Tweeting a link to a Deadspin story about Kirk mocking the mixed-race heritage of Rep. Tammy Duckworth (D-IL), Conway wrote, “The same Mark Kirk that unendorsed his party’s presidential nominee and called him out in paid ads? Gotcha. Good luck.”
The same Mark Kirk that unendorsed his party's presidential nominee and called him out in paid ads? Gotcha. Good luck. https://t.co/IV7miL317s
— Kellyanne Conway (@KellyannePolls) October 28, 2016
Kirk has struggled to stake out a position on Donald Trump during the 2016 race, first saying he would “absolutely” support the party’s nominee before rescinding his support in June over Trump’s attacks on the “Mexican” heritage of an Indiana-born federal judge.
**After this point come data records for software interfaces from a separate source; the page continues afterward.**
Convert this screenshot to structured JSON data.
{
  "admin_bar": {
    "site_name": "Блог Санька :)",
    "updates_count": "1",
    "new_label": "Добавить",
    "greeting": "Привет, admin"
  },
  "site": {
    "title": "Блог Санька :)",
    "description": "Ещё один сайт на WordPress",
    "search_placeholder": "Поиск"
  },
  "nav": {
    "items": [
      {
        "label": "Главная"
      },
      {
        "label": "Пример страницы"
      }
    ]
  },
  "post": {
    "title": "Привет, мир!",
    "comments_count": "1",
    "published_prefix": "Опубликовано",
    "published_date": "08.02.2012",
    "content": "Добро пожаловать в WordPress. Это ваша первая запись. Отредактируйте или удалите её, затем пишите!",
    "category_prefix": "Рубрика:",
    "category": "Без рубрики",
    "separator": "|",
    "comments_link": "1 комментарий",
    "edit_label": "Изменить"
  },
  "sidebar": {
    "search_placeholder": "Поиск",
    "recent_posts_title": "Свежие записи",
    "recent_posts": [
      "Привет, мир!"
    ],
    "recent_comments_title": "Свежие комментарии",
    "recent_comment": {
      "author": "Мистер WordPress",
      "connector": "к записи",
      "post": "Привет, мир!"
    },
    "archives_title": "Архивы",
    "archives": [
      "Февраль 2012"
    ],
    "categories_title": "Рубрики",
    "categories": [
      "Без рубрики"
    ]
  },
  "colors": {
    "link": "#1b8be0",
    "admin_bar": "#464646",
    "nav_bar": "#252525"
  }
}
“Donald Trump's latest statements, in context with past attacks on Hispanics, women and the disabled like me, make it certain that I cannot and will not support my party's nominee for President regardless of the political impact on my candidacy or the Republican Party,” Kirk said at the time.
Yet his remarks at Thursday’s debate are strikingly similar to the Trump comments that made him withdraw his endorsement.
After Duckworth, whose mother is Thai-Chinese and father was born in the U.S., spoke of her family’s decades of military service to the U.S., Kirk snarked, "I had forgotten that your parents came all the way from Thailand to serve George Washington.”
Both Trump and Kirk's criticisms imply that immigrants to the U.S. do not truly qualify as Americans.
Kirk has lagged far behind Duckworth in the historically Democratic-leaning state's Senate race. In one campaign ad promoting his opposition to Trump, Kirk also highlighted his support for abortion rights and holding a vote on President Barack Obama’s Supreme Court nominee.